Start of Data shown
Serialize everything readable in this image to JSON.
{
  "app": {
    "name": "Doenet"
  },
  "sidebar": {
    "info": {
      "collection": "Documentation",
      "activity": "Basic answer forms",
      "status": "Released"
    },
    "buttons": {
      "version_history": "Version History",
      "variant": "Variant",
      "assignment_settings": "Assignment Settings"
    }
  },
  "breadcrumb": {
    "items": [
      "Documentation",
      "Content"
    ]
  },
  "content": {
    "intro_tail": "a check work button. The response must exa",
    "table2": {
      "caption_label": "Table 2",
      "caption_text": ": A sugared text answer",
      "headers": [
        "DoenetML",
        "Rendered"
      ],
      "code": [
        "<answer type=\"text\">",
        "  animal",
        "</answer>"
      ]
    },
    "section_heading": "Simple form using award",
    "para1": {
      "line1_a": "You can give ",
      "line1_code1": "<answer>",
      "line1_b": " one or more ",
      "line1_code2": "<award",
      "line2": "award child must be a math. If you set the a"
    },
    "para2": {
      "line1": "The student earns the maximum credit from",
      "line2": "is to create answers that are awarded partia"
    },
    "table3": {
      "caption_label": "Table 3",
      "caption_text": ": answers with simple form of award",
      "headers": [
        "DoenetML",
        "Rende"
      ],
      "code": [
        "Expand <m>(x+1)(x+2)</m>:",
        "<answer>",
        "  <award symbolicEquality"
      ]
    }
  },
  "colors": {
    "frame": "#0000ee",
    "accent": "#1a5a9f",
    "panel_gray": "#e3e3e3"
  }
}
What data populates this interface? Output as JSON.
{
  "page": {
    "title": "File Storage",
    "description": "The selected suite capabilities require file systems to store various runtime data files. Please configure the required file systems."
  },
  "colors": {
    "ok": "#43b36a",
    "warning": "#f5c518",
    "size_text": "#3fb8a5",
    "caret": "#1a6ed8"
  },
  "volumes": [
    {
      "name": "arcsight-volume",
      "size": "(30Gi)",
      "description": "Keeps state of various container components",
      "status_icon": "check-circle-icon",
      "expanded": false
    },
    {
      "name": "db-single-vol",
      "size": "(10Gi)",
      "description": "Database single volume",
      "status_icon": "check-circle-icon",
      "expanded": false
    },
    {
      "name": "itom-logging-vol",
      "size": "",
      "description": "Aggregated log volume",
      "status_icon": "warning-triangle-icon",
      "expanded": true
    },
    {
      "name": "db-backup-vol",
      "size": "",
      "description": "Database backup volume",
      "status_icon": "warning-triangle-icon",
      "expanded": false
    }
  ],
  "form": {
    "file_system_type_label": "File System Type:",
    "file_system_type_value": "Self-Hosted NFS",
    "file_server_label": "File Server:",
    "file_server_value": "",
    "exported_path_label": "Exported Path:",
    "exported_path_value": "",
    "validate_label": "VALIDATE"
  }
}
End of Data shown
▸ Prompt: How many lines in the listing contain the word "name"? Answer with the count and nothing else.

▸ Answer area: 5